Tag Archives: Carmel


We just got back from Carmel, California where all of our family helped us celebrate our fiftieth wedding anniversary. Outside of driving through 115°F heat in the Mojave Desert, it was a wonderful experience. As proof of that, I gained 5 pounds in one week, because it seems like we ate a lot. I’m not counting stops on the Mother Road or travel snacks, although undoubtedly both contributed greatly to my calorie count.

Our first “real restaurant” break was at Rich Table in San Francisco. Sarah stayed home with the boys, and Evan was expediting. That meant that even though we ordered a light meal, Evan sent us out a lot of extras. Honestly, I’m glad that he did, because the dishes were all outstanding. Sarah is back doing all of the desserts on the menu, so Evan made certain that we got to taste every one of them – along with his savory creations.  We sat at the bar until our table was ready. The bartender is very creative, so he always has some new drinks to try. “Suns n’ Roses”  with bourbon, dried stone fruit, vanilla and lemon is a riff on an old fashioned. The “Puddle Jump” contains rum and a rhubarb syrup. Since it is in season, rhubarb enjoys several prominent places throughout the men.

When we got to our table, we started out with sardine chips. They’ve been on the menu since Rich Table opened. Customers keep asking for them. They really are delicious: a white sardine woven into a big potato chip and served with a delicious horseradish sauce. A little amuse bouche that Evan sneaked in was a tiny panna cotta topped with a jewel-like cucumber and parsley gelée and a savory crumble. Delicious!

Sardine chips, horseradish créme fraiche

Sardine chips, horseradish créme fraiche

Amuse bouche: panna cotta, cucumber gelee, and crumble,

Amuse bouche: panna cotta, cucumber gelee, and crumble,

Of course, we had an order of the famous and popular Douglas fir levain with house-cultured butter. The bread comes out in thick, warm slices, and the tang of the cultured butter complements the Douglas fir scent and subtle taste of the bread. The sourdough starter originally came from our house and it is many years old.

The foie gras torchon with blueberries, and puffed sorghum sounded like a wild combination, but it was delicious when paired with slices of perfectly toasted brioche. Smoked white fish was tasty. Big chunks of Maine lobster were served with a house-made chitarra pasta, corn bisque, and plum was delicious. And who would believe that a fresh peach would taste as complex as the one we were served.

I had a beautifully cooked pork chop with cucumber, avocado, and crisp rice noodles. Susan enjoyed a grilled ribeye topped with salsa roja, corn, aioli, and lobster butter. We did not count calories or measure cholesterol levels.

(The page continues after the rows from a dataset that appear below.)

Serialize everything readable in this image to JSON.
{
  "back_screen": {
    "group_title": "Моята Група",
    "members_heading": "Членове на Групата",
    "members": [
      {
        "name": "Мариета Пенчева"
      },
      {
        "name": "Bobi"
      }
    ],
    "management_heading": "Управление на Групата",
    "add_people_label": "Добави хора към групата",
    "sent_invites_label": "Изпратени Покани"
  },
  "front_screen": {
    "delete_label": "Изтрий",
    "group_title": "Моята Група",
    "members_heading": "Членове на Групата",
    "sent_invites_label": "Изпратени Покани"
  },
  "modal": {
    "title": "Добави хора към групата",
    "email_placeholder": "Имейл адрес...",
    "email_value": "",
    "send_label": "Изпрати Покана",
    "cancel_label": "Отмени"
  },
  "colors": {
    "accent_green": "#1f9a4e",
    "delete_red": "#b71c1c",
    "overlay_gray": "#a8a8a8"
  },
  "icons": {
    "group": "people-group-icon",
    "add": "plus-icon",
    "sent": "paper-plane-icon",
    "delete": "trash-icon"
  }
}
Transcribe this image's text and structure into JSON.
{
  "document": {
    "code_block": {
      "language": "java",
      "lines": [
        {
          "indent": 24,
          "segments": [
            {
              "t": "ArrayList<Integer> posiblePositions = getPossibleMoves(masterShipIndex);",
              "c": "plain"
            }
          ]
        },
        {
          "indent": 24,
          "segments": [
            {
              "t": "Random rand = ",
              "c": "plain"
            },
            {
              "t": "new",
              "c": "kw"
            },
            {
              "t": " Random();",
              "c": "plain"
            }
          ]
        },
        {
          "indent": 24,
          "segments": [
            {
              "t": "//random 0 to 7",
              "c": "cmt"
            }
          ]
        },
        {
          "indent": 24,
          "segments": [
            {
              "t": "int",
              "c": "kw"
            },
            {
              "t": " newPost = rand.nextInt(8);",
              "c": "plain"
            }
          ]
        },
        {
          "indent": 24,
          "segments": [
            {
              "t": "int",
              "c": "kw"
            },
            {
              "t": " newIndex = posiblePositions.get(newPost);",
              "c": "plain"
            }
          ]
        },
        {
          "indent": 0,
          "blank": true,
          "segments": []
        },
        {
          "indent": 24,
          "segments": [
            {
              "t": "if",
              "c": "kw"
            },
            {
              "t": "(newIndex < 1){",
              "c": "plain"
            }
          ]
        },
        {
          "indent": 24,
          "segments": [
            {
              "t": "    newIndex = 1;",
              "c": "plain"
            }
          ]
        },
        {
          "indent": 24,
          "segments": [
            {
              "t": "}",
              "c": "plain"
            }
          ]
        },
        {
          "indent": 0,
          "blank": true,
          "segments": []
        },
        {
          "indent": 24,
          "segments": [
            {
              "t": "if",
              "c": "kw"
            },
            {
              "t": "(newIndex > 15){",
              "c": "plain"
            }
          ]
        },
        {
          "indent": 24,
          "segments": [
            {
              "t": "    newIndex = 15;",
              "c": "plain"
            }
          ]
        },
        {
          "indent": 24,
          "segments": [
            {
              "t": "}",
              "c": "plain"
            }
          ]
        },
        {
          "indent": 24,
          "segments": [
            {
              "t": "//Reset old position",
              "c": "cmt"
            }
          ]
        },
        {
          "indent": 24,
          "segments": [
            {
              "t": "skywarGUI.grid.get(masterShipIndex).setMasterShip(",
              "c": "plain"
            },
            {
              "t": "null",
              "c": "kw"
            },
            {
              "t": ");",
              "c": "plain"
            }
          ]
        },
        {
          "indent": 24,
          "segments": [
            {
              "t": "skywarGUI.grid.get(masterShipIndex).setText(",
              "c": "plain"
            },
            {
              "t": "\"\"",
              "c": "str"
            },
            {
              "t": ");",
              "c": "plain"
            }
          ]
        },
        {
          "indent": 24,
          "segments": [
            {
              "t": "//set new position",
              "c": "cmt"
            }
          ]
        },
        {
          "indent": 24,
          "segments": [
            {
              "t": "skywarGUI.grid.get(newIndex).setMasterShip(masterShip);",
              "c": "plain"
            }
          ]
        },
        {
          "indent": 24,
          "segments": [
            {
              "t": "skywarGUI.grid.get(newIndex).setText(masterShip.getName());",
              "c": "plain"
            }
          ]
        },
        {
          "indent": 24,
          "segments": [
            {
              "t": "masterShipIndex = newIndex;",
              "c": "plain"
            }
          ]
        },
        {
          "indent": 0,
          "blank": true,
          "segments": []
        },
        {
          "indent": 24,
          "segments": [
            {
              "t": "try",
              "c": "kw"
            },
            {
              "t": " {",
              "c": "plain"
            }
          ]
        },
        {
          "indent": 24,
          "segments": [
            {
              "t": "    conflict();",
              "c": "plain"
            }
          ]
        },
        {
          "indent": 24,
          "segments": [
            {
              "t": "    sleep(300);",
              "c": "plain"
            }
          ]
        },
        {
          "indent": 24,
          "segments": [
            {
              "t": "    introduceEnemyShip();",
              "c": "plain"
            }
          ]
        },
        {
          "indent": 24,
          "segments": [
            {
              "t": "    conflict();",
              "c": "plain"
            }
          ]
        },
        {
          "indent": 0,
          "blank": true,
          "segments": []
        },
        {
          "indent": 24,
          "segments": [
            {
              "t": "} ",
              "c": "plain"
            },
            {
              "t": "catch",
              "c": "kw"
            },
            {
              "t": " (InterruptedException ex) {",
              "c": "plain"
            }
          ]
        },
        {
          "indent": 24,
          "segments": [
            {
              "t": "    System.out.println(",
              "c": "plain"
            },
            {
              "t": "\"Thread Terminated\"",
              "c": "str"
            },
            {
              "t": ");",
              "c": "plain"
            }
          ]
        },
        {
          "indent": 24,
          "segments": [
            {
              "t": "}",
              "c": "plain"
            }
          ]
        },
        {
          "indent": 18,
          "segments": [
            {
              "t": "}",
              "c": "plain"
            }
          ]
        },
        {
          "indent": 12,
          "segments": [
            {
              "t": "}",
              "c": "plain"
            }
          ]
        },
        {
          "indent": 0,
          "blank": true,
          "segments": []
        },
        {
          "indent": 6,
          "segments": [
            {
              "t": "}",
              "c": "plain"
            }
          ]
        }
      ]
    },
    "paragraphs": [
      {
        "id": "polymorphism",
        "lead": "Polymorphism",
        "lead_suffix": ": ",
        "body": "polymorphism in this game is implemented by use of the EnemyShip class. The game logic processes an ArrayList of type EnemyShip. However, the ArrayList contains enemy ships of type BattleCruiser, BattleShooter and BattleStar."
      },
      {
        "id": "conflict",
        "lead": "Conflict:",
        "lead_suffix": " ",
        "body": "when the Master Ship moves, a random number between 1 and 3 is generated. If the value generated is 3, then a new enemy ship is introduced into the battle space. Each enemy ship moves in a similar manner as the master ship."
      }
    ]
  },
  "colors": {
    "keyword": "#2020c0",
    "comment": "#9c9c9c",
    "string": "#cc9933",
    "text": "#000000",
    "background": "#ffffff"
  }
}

We finished up with Sarah’s desserts: cherry ice with sorrel and almond milk ice cream; and dark chocolate pudding with summer berries and yogurt ice cream. After that, there were still honeycomb bites, chocolate nibbles, and wrapped candies to take home with us. (Susan took the candies home for the boys.)

After that bacchanal, we headed down to Carmel where we met all of our family. Everyone – adults and children – went to a popular Italian/French restaurant. A good time was had by all except for one of the little girls who developed a belly ache from eating too many goldfish crackers on the trip from Silicon Valley. René missed the meal because she was dealing with the goldfish overdose. Carol, Peter, Kevin, Sarah and Evan all seemed to have a good time.

The next evening turned out to be an event to remember. The adults and teenagers walked down the street from our hotel to a very nice restaurant, Aubergine. The men all wore ties – unheard of in California – and the women dressed up. First, we gathered at the fire pit on the patio of the hotel for a toast. Sarah had tracked down a bottle of red burgundy with a vintage the same as the year of our wedding. Evan struggled with the fifty-year-old cork, and then the wine was poured looking like Coca Cola. We were all surprised when it turned red after a little aeration. The wine was surprisingly good for being 50 years old, and it was certainly good enough for a toast. Carol and Peter contributed long-forgotten anecdotes from their childhood.

After a brief walk, we convened in the wine cellar of the restaurant for what turned out to be a lavish chef’s tasting menu. Highlights included Kumamoto oysters wrapped like little packages with string. When we lifted off the top shell with the string we were surprised to find a plump oyster topped with a tasty mignonette and caviar.  Green strawberries with seaweed and strawberry snow was delicious, as was a grilled slice of avocado. Lobster with fish sauce and pink fish roe was stunning in presentation and taste. Locally harvested abalone in a tea sauce was fork-tender and delicious. Even roasted kohlrabi was a success. One of the highlights  was perfectly cooked Wagyu beef. Then there were dessert(s) including Cameron’s favorite chocolate ganache tart with honeycomb ice cream. There were macarons, sablés, and chocolate cookies to make sure we made it back to the hotel without starving.

We’re home, now, working on dealing with our weight gain. Currently we are subsisting on salad, but we have some wonderful memories to treasure.






Filed under Food, Photography, Restaurants